  • Jan 12 / 2017
  • 0
Classical Literature

Overlooked Literature: Chinese Literature

 

By André Bastos Gurgel, OAB

China has produced real treasures of literature, from works of poetry to those of romance and history. However, this 5000-year-old genre is often overlooked; consequently, there are very few college departments dedicated to Chinese literature. For this reason, we at Carmenta Latin School believe it is time to make the general public more familiar with China’s great literary tradition. We have, therefore, selected three major works produced by this tremendous civilization. Continue Reading

  • Jan 10 / 2017
  • 0
Classical Literature

Overlooked Literature: Anglo-Saxon

Beowulf: king Geats

 

By André Bastos Gurgel, OAB

Today we’re going to look at some of the great literature produced by the Anglo-Saxons, the people whose language gave birth to Middle and Modern English. Although it is spoken by billions around the world, most people don’t realize that English comes from Anglo-Saxon or Old English. There are some marvelous pieces of Old English literature including an epic poem, historiography, and wisdom literature. Continue Reading

  • Dec 22 / 2016
  • 0
Classical Literature

Polymaths: Sir Richard Francis Burton

Sir Richard Francis Burton

 

By André Bastos Gurgel, OAB

Today we’ll be talking about Sir Richard Francis Burton, one of the greatest polymaths of the nineteenth century.
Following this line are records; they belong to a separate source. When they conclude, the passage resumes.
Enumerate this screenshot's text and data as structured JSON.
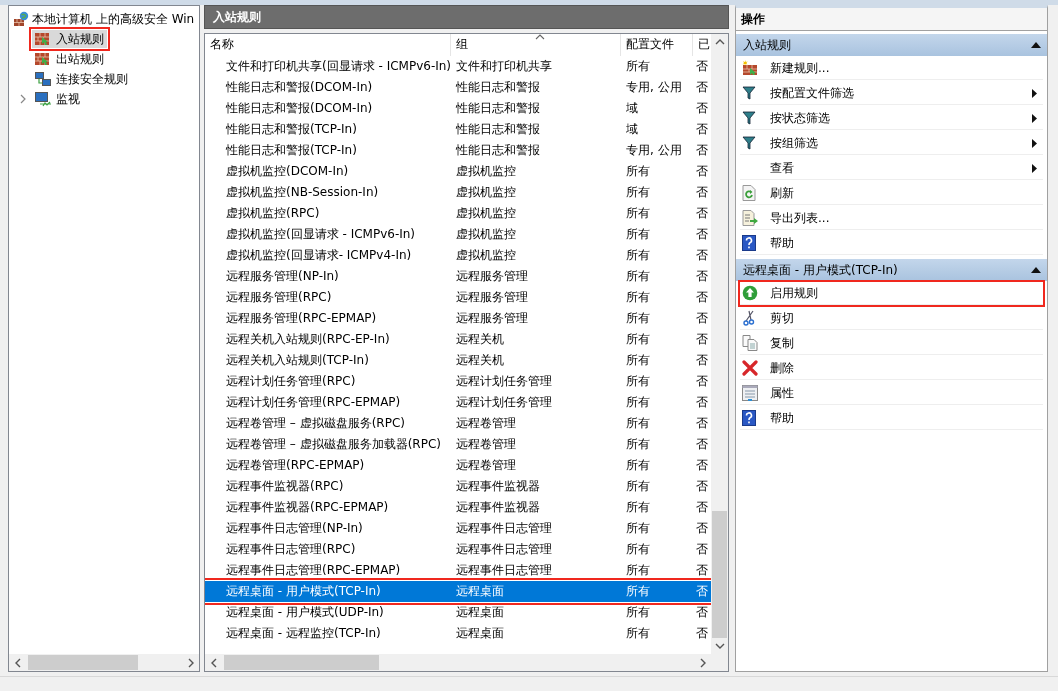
{
  "tree": {
    "root": {
      "label": "本地计算机 上的高级安全 Win",
      "children": [
        {
          "label": "入站规则",
          "selected": true,
          "highlighted": true
        },
        {
          "label": "出站规则",
          "selected": false,
          "highlighted": false
        },
        {
          "label": "连接安全规则",
          "selected": false,
          "highlighted": false
        },
        {
          "label": "监视",
          "selected": false,
          "highlighted": false,
          "expanded": false
        }
      ]
    }
  },
  "rules_panel": {
    "title": "入站规则",
    "columns": [
      "名称",
      "组",
      "配置文件",
      "已"
    ],
    "rows": [
      {
        "name": "文件和打印机共享(回显请求 - ICMPv6-In)",
        "group": "文件和打印机共享",
        "profile": "所有",
        "enabled": "否",
        "selected": false,
        "highlighted": false
      },
      {
        "name": "性能日志和警报(DCOM-In)",
        "group": "性能日志和警报",
        "profile": "专用, 公用",
        "enabled": "否",
        "selected": false,
        "highlighted": false
      },
      {
        "name": "性能日志和警报(DCOM-In)",
        "group": "性能日志和警报",
        "profile": "域",
        "enabled": "否",
        "selected": false,
        "highlighted": false
      },
      {
        "name": "性能日志和警报(TCP-In)",
        "group": "性能日志和警报",
        "profile": "域",
        "enabled": "否",
        "selected": false,
        "highlighted": false
      },
      {
        "name": "性能日志和警报(TCP-In)",
        "group": "性能日志和警报",
        "profile": "专用, 公用",
        "enabled": "否",
        "selected": false,
        "highlighted": false
      },
      {
        "name": "虚拟机监控(DCOM-In)",
        "group": "虚拟机监控",
        "profile": "所有",
        "enabled": "否",
        "selected": false,
        "highlighted": false
      },
      {
        "name": "虚拟机监控(NB-Session-In)",
        "group": "虚拟机监控",
        "profile": "所有",
        "enabled": "否",
        "selected": false,
        "highlighted": false
      },
      {
        "name": "虚拟机监控(RPC)",
        "group": "虚拟机监控",
        "profile": "所有",
        "enabled": "否",
        "selected": false,
        "highlighted": false
      },
      {
        "name": "虚拟机监控(回显请求 - ICMPv6-In)",
        "group": "虚拟机监控",
        "profile": "所有",
        "enabled": "否",
        "selected": false,
        "highlighted": false
      },
      {
        "name": "虚拟机监控(回显请求- ICMPv4-In)",
        "group": "虚拟机监控",
        "profile": "所有",
        "enabled": "否",
        "selected": false,
        "highlighted": false
      },
      {
        "name": "远程服务管理(NP-In)",
        "group": "远程服务管理",
        "profile": "所有",
        "enabled": "否",
        "selected": false,
        "highlighted": false
      },
      {
        "name": "远程服务管理(RPC)",
        "group": "远程服务管理",
        "profile": "所有",
        "enabled": "否",
        "selected": false,
        "highlighted": false
      },
      {
        "name": "远程服务管理(RPC-EPMAP)",
        "group": "远程服务管理",
        "profile": "所有",
        "enabled": "否",
        "selected": false,
        "highlighted": false
      },
      {
        "name": "远程关机入站规则(RPC-EP-In)",
        "group": "远程关机",
        "profile": "所有",
        "enabled": "否",
        "selected": false,
        "highlighted": false
      },
      {
        "name": "远程关机入站规则(TCP-In)",
        "group": "远程关机",
        "profile": "所有",
        "enabled": "否",
        "selected": false,
        "highlighted": false
      },
      {
        "name": "远程计划任务管理(RPC)",
        "group": "远程计划任务管理",
        "profile": "所有",
        "enabled": "否",
        "selected": false,
        "highlighted": false
      },
      {
        "name": "远程计划任务管理(RPC-EPMAP)",
        "group": "远程计划任务管理",
        "profile": "所有",
        "enabled": "否",
        "selected": false,
        "highlighted": false
      },
      {
        "name": "远程卷管理 – 虚拟磁盘服务(RPC)",
        "group": "远程卷管理",
        "profile": "所有",
        "enabled": "否",
        "selected": false,
        "highlighted": false
      },
      {
        "name": "远程卷管理 – 虚拟磁盘服务加载器(RPC)",
        "group": "远程卷管理",
        "profile": "所有",
        "enabled": "否",
        "selected": false,
        "highlighted": false
      },
      {
        "name": "远程卷管理(RPC-EPMAP)",
        "group": "远程卷管理",
        "profile": "所有",
        "enabled": "否",
        "selected": false,
        "highlighted": false
      },
      {
        "name": "远程事件监视器(RPC)",
        "group": "远程事件监视器",
        "profile": "所有",
        "enabled": "否",
        "selected": false,
        "highlighted": false
      },
      {
        "name": "远程事件监视器(RPC-EPMAP)",
        "group": "远程事件监视器",
        "profile": "所有",
        "enabled": "否",
        "selected": false,
        "highlighted": false
      },
      {
        "name": "远程事件日志管理(NP-In)",
        "group": "远程事件日志管理",
        "profile": "所有",
        "enabled": "否",
        "selected": false,
        "highlighted": false
      },
      {
        "name": "远程事件日志管理(RPC)",
        "group": "远程事件日志管理",
        "profile": "所有",
        "enabled": "否",
        "selected": false,
        "highlighted": false
      },
      {
        "name": "远程事件日志管理(RPC-EPMAP)",
        "group": "远程事件日志管理",
        "profile": "所有",
        "enabled": "否",
        "selected": false,
        "highlighted": false
      },
      {
        "name": "远程桌面 - 用户模式(TCP-In)",
        "group": "远程桌面",
        "profile": "所有",
        "enabled": "否",
        "selected": true,
        "highlighted": true
      },
      {
        "name": "远程桌面 - 用户模式(UDP-In)",
        "group": "远程桌面",
        "profile": "所有",
        "enabled": "否",
        "selected": false,
        "highlighted": false
      },
      {
        "name": "远程桌面 - 远程监控(TCP-In)",
        "group": "远程桌面",
        "profile": "所有",
        "enabled": "否",
        "selected": false,
        "highlighted": false
      }
    ]
  },
  "actions_panel": {
    "title": "操作",
    "sections": [
      {
        "title": "入站规则",
        "expanded": true,
        "items": [
          {
            "label": "新建规则...",
            "submenu": false,
            "highlighted": false
          },
          {
            "label": "按配置文件筛选",
            "submenu": true,
            "highlighted": false
          },
          {
            "label": "按状态筛选",
            "submenu": true,
            "highlighted": false
          },
          {
            "label": "按组筛选",
            "submenu": true,
            "highlighted": false
          },
          {
            "label": "查看",
            "submenu": true,
            "highlighted": false
          },
          {
            "label": "刷新",
            "submenu": false,
            "highlighted": false
          },
          {
            "label": "导出列表...",
            "submenu": false,
            "highlighted": false
          },
          {
            "label": "帮助",
            "submenu": false,
            "highlighted": false
          }
        ]
      },
      {
        "title": "远程桌面 - 用户模式(TCP-In)",
        "expanded": true,
        "items": [
          {
            "label": "启用规则",
            "submenu": false,
            "highlighted": true
          },
          {
            "label": "剪切",
            "submenu": false,
            "highlighted": false
          },
          {
            "label": "复制",
            "submenu": false,
            "highlighted": false
          },
          {
            "label": "删除",
            "submenu": false,
            "highlighted": false
          },
          {
            "label": "属性",
            "submenu": false,
            "highlighted": false
          },
          {
            "label": "帮助",
            "submenu": false,
            "highlighted": false
          }
        ]
      }
    ]
  }
}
The word polymath comes from the Greek πολυμαθής (“knowing much”) and refers to a person whose expertise spans a significant number of different subject areas. Continue Reading
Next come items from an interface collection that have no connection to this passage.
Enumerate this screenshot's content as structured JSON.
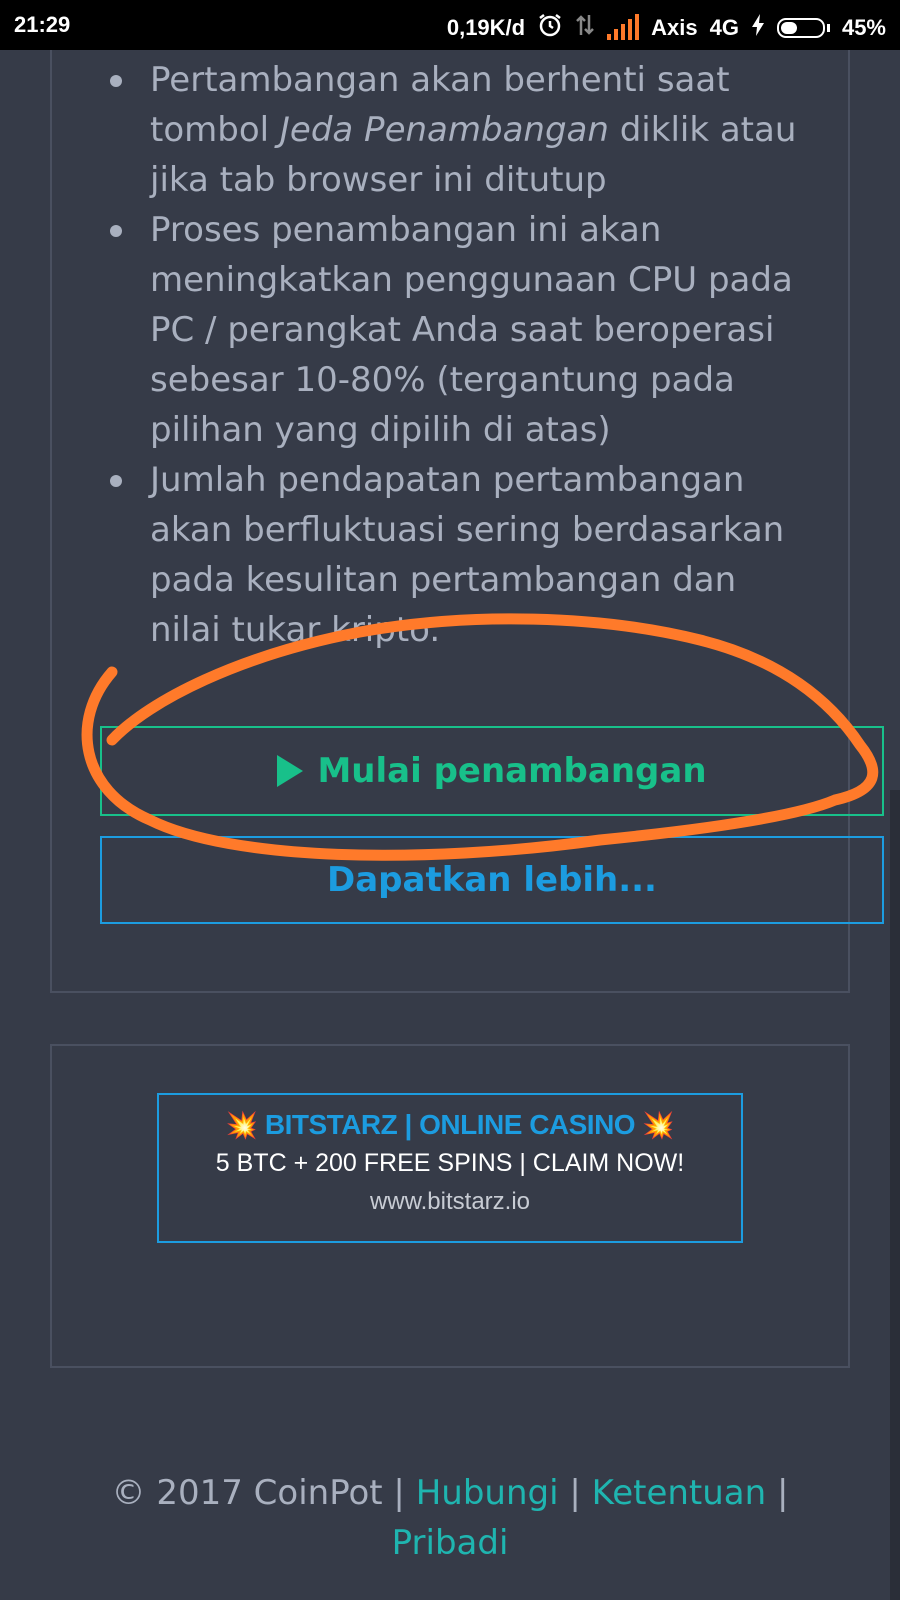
{
  "status_bar": {
    "time": "21:29",
    "net_speed": "0,19K/d",
    "carrier": "Axis",
    "network": "4G",
    "battery": "45%",
    "battery_level": 0.45,
    "icons": [
      "alarm-icon",
      "data-transfer-icon",
      "signal-icon",
      "charging-icon",
      "battery-icon"
    ]
  },
  "notes": {
    "item1_pre": "Pertambangan akan berhenti saat tombol ",
    "item1_em": "Jeda Penambangan",
    "item1_post": " diklik atau jika tab browser ini ditutup",
    "item2": "Proses penambangan ini akan meningkatkan penggunaan CPU pada PC / perangkat Anda saat beroperasi sebesar 10-80% (tergantung pada pilihan yang dipilih di atas)",
    "item3": "Jumlah pendapatan pertambangan akan berfluktuasi sering berdasarkan pada kesulitan pertambangan dan nilai tukar kripto."
  },
  "buttons": {
    "start_mining": "Mulai penambangan",
    "get_more": "Dapatkan lebih..."
  },
  "ad": {
    "title": "BITSTARZ | ONLINE CASINO",
    "subtitle": "5 BTC + 200 FREE SPINS | CLAIM NOW!",
    "url": "www.bitstarz.io",
    "emoji": "💥"
  },
  "footer": {
    "copyright": "© 2017 CoinPot | ",
    "link_contact": "Hubungi",
    "sep1": " | ",
    "link_terms": "Ketentuan",
    "sep2": " |",
    "link_privacy": "Pribadi"
  },
  "colors": {
    "background": "#363b48",
    "text_muted": "#a9b0bf",
    "start_green": "#18c08a",
    "link_blue": "#1c9ce0",
    "footer_teal": "#1fb5b0",
    "annotation_orange": "#ff7a2a"
  }
}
  • Dec 15 / 2016
  • 0
Classical Literature

Overlooked Literature: The Great Celtic Literary Tradition

Ireland old map. Created by John Tallis, published on Illustrated Atlas, London 1851

 

By André Bastos Gurgel, OAB and John Priest, BA, Cert. Min.

Few people realize that the Irish produced great literary works that, in our humble opinion, are as good as their Roman and ancient Greek counterparts. Consequently, it is difficult to find scholars who truly appreciate this kind of literature. This is manifest in the fact that there are very few institutions of higher learning outside of Ireland that allow for its study. We at Carmenta Latin School, however, feel that such literary tradition should not be be overlooked. Continue Reading
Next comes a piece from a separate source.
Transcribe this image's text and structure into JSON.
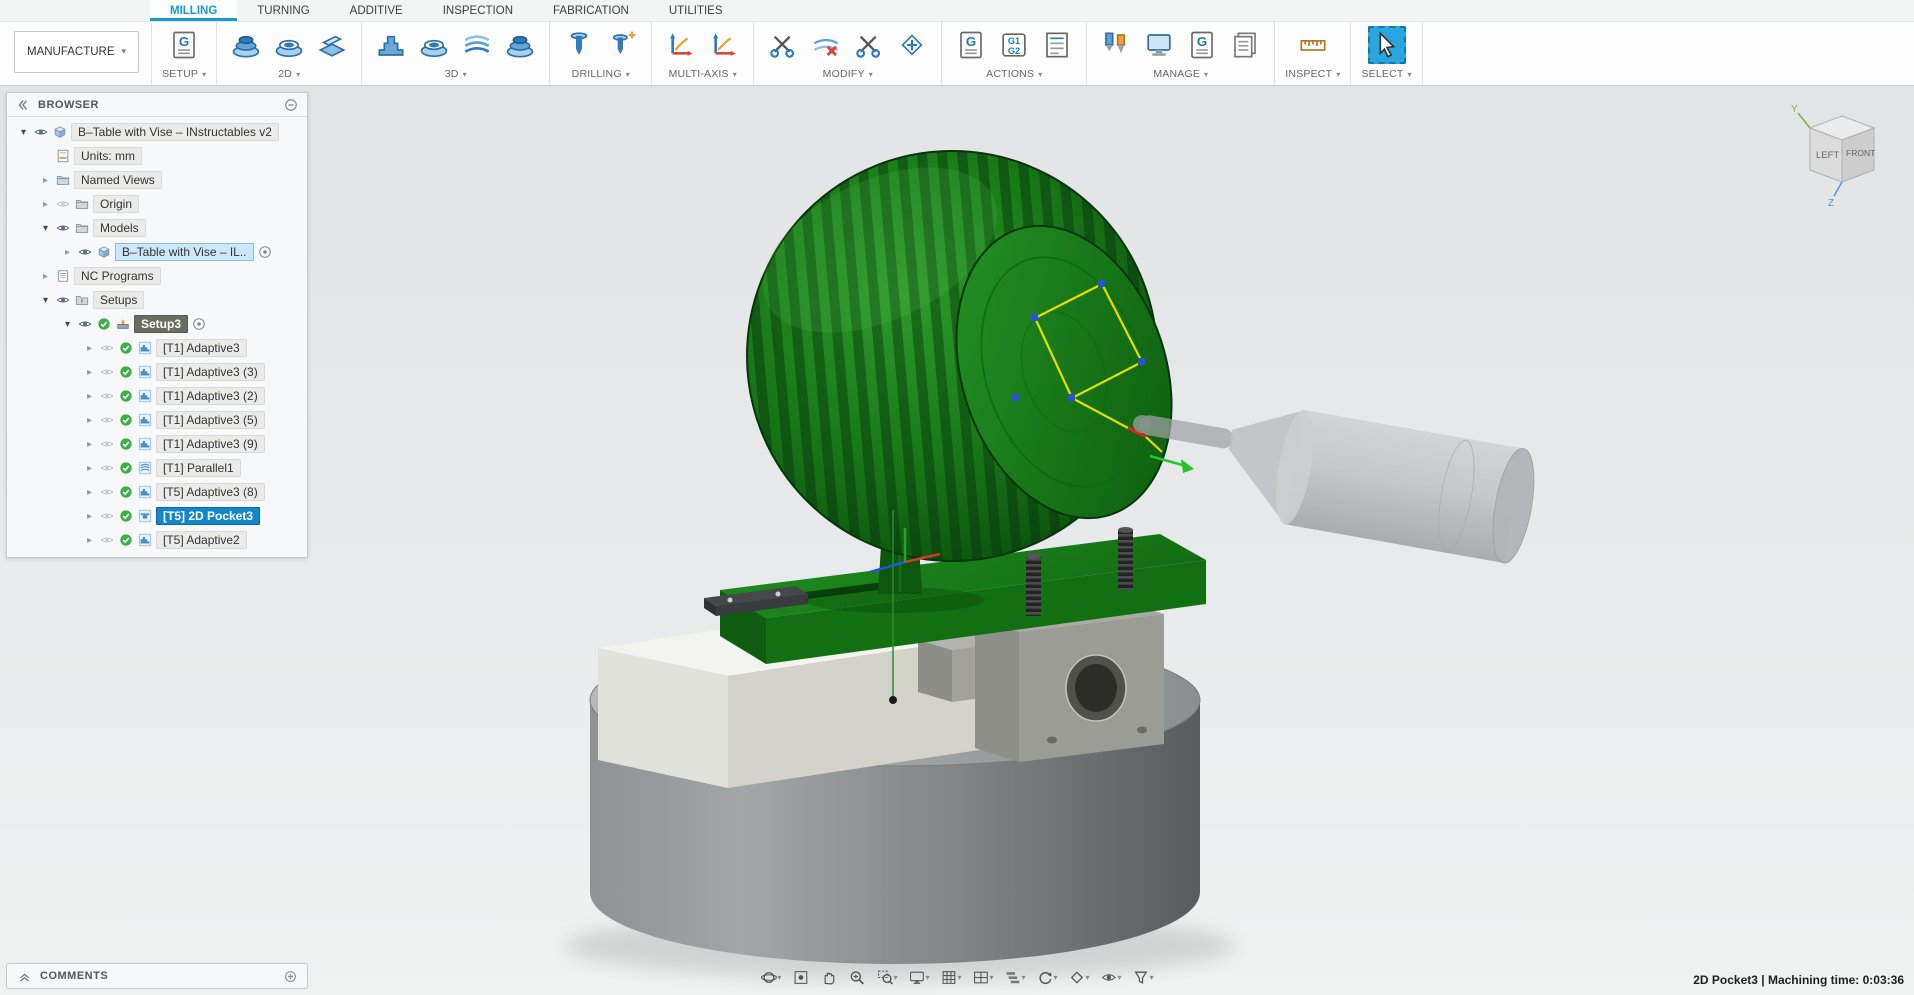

  • Nov 17 / 2016
  • 0
Classical Literature

Overlooked Literature Series – SANSKRIT

The classical literature of India written in the Sanskrit language

 

By André Bastos Gurgel, OAB

There are many classical languages that have contributed a great deal to world literature. However, many of these great works have been neglected for many years. They are rarely translated, and publishers do not seem to be interested in promoting the ideas of men who lived a thousand years ago in some of the more obscure parts of the planet. Continue Reading

  • Aug 15 / 2014
  • 0
Classical Literature

Ovid’s Poetic Style in the Amores (A Critical Analysis)

Publius Ovidius Naso Ovid in the Nuremberg Chronicle

 

by Rebecca Gove, M.A.T.

Ovid is constantly drawing our attention to his poetic style; in fact, he seems to lavish in the fact that his style is so different from the other elegists of the Augustan Age. He offers a primarily dactylic meter, which he appears to favor in Poem 1.1 and must write elegy only when Cupid steals away a foot from every other line. Continue Reading

  • Aug 06 / 2014
  • 0
Classical Literature

An Original Letter from Lucretia to Sextus Tarquinius (A Reflection on Ovid’s Heroides)

The Rape of Lucretia, with Sextus Taquinius  (Ovid's Heroides)

 

by Rebecca Gove, M.A.T.

Latin Elegiac poetry has always been a particular fascination of mine: Horace, Catullus, Propertius…all stunning poets who created literary gold with the help of their Muses. But one poet always held my fancy more than others: Publius Ovidius Naso, who wrote perhaps one of the most creative and unique collections of elegiac couplets that are extant today: the Heroides. 16 fictional letters (some scholars attribute 21, but this is controversial) from Greek and Roman mythological women to their absent lovers depict every variation of the classic “Dear John” letter and every emotion of a great soap opera: passion, betrayal, scorn, envy, confusion, rage, and more. If you have never had the pleasure of reading Ovid’s Heroides, I highly recommend a few of the following texts on Amazon: Continue Reading

Pages:12